In order to develop provincially recognized credentials, qualifications, forms and training, a provincial PDBA Advisory Committee was formed in 2018 to represent the primary stakeholders who would be involved in the process. The advisory committee includes representation from small, large and indigenous communities, along with provincial ministries and agencies, and many professional organizations representing architects, engineers, building officials, technologists, facilities managers, and others. This Advisory Committee meets cyclically to ensure that the tools, processes and governance will continue to meet the needs of the communities and the province. Through the PDBA Research Project, they have also developed a network of international experts in building assessment who can be called upon to assist when needed.

Several ongoing challenges still exist within B.C., for example, civil liability protection, and the ownership of the assessment process. Providing civil liability protection to assessors depends on several factors, such as a universally accepted definition of building typology along with a minimum standard of curriculum which can lead to certification. Ownership of an overall assessment process is also challenging given that it is a system of systems. There is no single branch of government or single non-government organization responsible for the entire system, and an unwillingness to take on the entire process given the scarce availability of resources.

BC Housing regularly provides two levels of training for individuals, communities, and organizations in support of the PDBA program. BC Housing’s Rapid Damage Assessment training teaches people how to quickly assess buildings to determine whether they are unsafe to occupy using internationally adopted protocols developed by the Applied Technology Council (ATC). For communities and organizations who need to develop or manage a their own PDBA program, they offer the Coordination of Damage Assessment training. Engineers and Geoscientists BC have begun providing technical training for engineers and others who use monitoring devices for their prioritized post earthquake response and assessments.

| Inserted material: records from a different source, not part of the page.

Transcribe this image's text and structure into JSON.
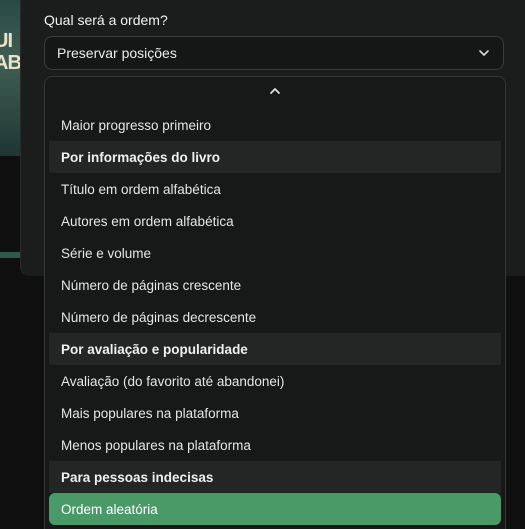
{
  "background": {
    "cover_text": "UI\nAB"
  },
  "form": {
    "question": "Qual será a ordem?",
    "selected_value": "Preservar posições"
  },
  "dropdown": {
    "items": [
      {
        "kind": "option",
        "label": "Maior progresso primeiro"
      },
      {
        "kind": "group",
        "label": "Por informações do livro"
      },
      {
        "kind": "option",
        "label": "Título em ordem alfabética"
      },
      {
        "kind": "option",
        "label": "Autores em ordem alfabética"
      },
      {
        "kind": "option",
        "label": "Série e volume"
      },
      {
        "kind": "option",
        "label": "Número de páginas crescente"
      },
      {
        "kind": "option",
        "label": "Número de páginas decrescente"
      },
      {
        "kind": "group",
        "label": "Por avaliação e popularidade"
      },
      {
        "kind": "option",
        "label": "Avaliação (do favorito até abandonei)"
      },
      {
        "kind": "option",
        "label": "Mais populares na plataforma"
      },
      {
        "kind": "option",
        "label": "Menos populares na plataforma"
      },
      {
        "kind": "group",
        "label": "Para pessoas indecisas"
      },
      {
        "kind": "option",
        "label": "Ordem aleatória",
        "highlighted": true
      }
    ]
  },
  "colors": {
    "accent": "#4a9a68",
    "group_bg": "#232624",
    "dropdown_bg": "#171918"
  }
}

The Architectural Institute of BC also provides the ATC training to their membership and guests based on a model from California’s Safety Assessment Program.

BC Housing continues to meet with representatives from other provinces, territories and countries to encourage the development of a unified national and international PDBA program. In support of this endeavor, resources such as the research, recommendations, tools, placards and further information gathered is available for free on the BC Housing website: or by contacting the author and BC Housing’s Security and Emergency Services staff at


About the Author:

Steven Bibby is the Director of Security and Emergency Services at BC Housing, leading the emergency management, business continuity and security programs for the provincial agency since 2005. He is the Co-Chair of the BC Post-Disaster Building Assessment Advisory Committee, and his emergency response experience has been developed working as a practitioner at emergencies throughout Canada since 1997, along with research in Japan since 2008 and in New Zealand, Italy and Greece.